Finally, at around 4am the first Guardia Civil agents started leaving the building. There were moments of tension between the protesters and the Mossos d’Esquadra, the Catalan regional police, who opened the way for the Guardia Civil.

Wednesday began calmer, as both sides considered their next steps. The Spanish government remains focused on preventing the vote from happening, but has said it will be open to dialogue afterwards. “On 2 (October) we will talk and this new dynamic will take us to look for solutions because the coexistence of all Spaniards must continue in Spain... We’ll have to sit together and talk, and that we will do”, Íñigo Méndez de Vigo, the spokesperson for the government, told Spanish Radio. 

By the afternoon, there hadn’t been word of response from the Catalan authorities, but having invested so much in the referendum and seeing the atmosphere in the streets, it’s not clear how they could backtrack.

In a bar in the Eixample area of Barcelona, right outside the city centre, people discuss the situation over their mid-morning coffee. “What happened yesterday was shocking, independently of whether one supports independence or not,” says 37-year-old Italian IT consultant Paolo Mosca, who has lived Barcelona since 2013.

“I understand that within the Spanish legal frame the referendum isn’t legal, I know this, but within the Catalan legal frame it is legal because it was approved in the Catalan parliament”, says Sergi Pedraza, a developer and who was born in Catalonia as the son of Andalusian parents.

“The only possible solution, because the situation has become unsustainable, is a referendum, but one well planned and agreed with the state”, says Álex Castaño, 28, also a developer, originally from Seville and who has lived in Barcelona since 2015.

All three would be eligible to vote and Sergi says he’d vote “Yes” while Álex says he wouldn’t vote. Paolo says he’d vote “Yes” because he understands and supports the will of those who want independence. But he and Álex say they’d probably leave if Catalonia becomes independent, because of the uncertainty of what may happen to today’s cosmopolitan Barcelona.

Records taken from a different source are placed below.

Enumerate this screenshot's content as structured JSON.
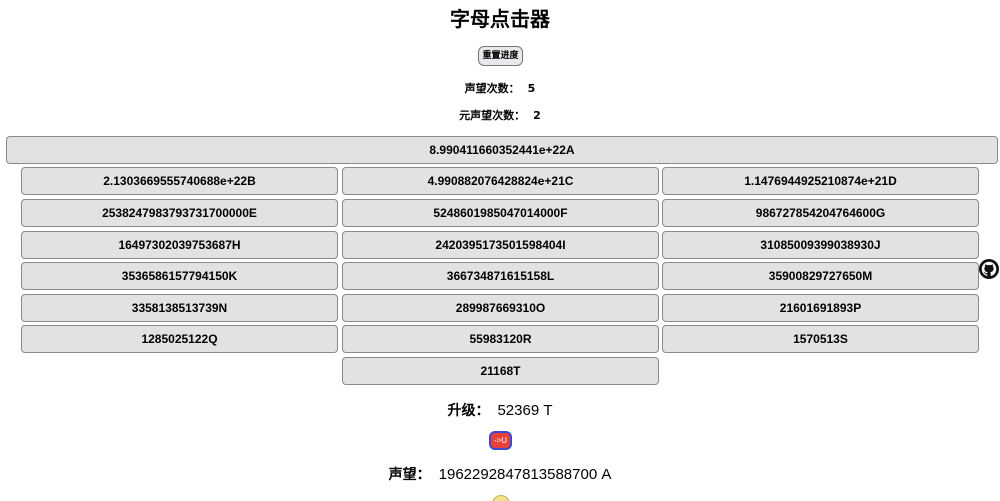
{
  "title": "字母点击器",
  "reset_label": "重置进度",
  "prestige_count": {
    "label": "声望次数：",
    "value": "5"
  },
  "meta_prestige_count": {
    "label": "元声望次数：",
    "value": "2"
  },
  "letters": [
    {
      "amount": "8.990411660352441e+22",
      "letter": "A",
      "text": "8.990411660352441e+22A"
    },
    {
      "text": "2.1303669555740688e+22B"
    },
    {
      "text": "4.990882076428824e+21C"
    },
    {
      "text": "1.1476944925210874e+21D"
    },
    {
      "text": "2538247983793731700000E"
    },
    {
      "text": "5248601985047014000F"
    },
    {
      "text": "986727854204764600G"
    },
    {
      "text": "16497302039753687H"
    },
    {
      "text": "2420395173501598404I"
    },
    {
      "text": "31085009399038930J"
    },
    {
      "text": "3536586157794150K"
    },
    {
      "text": "366734871615158L"
    },
    {
      "text": "35900829727650M"
    },
    {
      "text": "3358138513739N"
    },
    {
      "text": "289987669310O"
    },
    {
      "text": "21601691893P"
    },
    {
      "text": "1285025122Q"
    },
    {
      "text": "55983120R"
    },
    {
      "text": "1570513S"
    },
    {
      "text": "21168T"
    }
  ],
  "upgrade": {
    "label": "升级：",
    "value": "52369 T",
    "button_label": "->U"
  },
  "prestige": {
    "label": "声望：",
    "value": "1962292847813588700 A"
  },
  "colors": {
    "button_bg": "#e2e2e2",
    "upgrade_button_bg": "#e8413a",
    "upgrade_button_border": "#3a4bd1"
  },
  "icons": {
    "corner": "github-icon"
  }
}
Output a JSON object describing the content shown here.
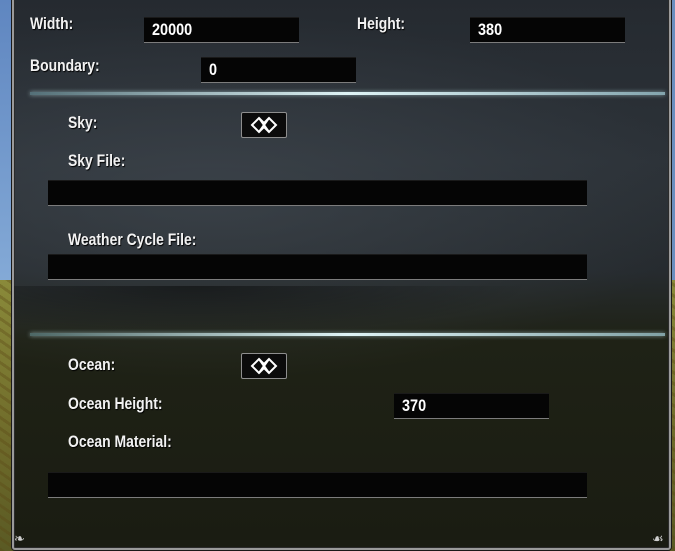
{
  "labels": {
    "width": "Width:",
    "height": "Height:",
    "boundary": "Boundary:",
    "sky": "Sky:",
    "sky_file": "Sky File:",
    "weather_cycle_file": "Weather Cycle File:",
    "ocean": "Ocean:",
    "ocean_height": "Ocean Height:",
    "ocean_material": "Ocean Material:"
  },
  "values": {
    "width": "20000",
    "height": "380",
    "boundary": "0",
    "sky_file": "",
    "weather_cycle_file": "",
    "ocean_height": "370",
    "ocean_material": ""
  },
  "toggles": {
    "sky_checked": true,
    "ocean_checked": true
  },
  "icons": {
    "checkbox_mark": "diamond-lattice-icon",
    "corner_bottom_left": "corner-ornament-icon",
    "corner_bottom_right": "corner-ornament-icon"
  },
  "colors": {
    "panel_background": "#262b30",
    "field_background": "#050505",
    "divider": "#dff4f6",
    "text": "#f2f2f2"
  }
}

By noon the street demonstrations had resumed, this time in front of the Catalan High Court, where hundreds of people, many of them again carrying and wearing esteladas, were protesting against yesterday’s arrests. Loud Catalan music could be heard.

“The government in Madrid is insulting the intelligence of the Catalan people,” says retired businessman Enric T Coromina, who adds that he studied law and is “politically from the right”. He is wearing a barretina, a Catalan traditional red wool hat, and a T-shirt saying in English: “Make no mistake, I’m Catalan, not Spanish”. He’s sitting on a folding chair; has brought food, water and a blanket, and says he’s ready to spend the night here. He’s sure the vote will happen – he will back “Yes”– and will be legitimate even if not legal under Spanish law.

"If evolution is not possible from within the system, then there’s only one other way left and that’s revolution, civil disobedience,” he concludes, as more and more people join the protest.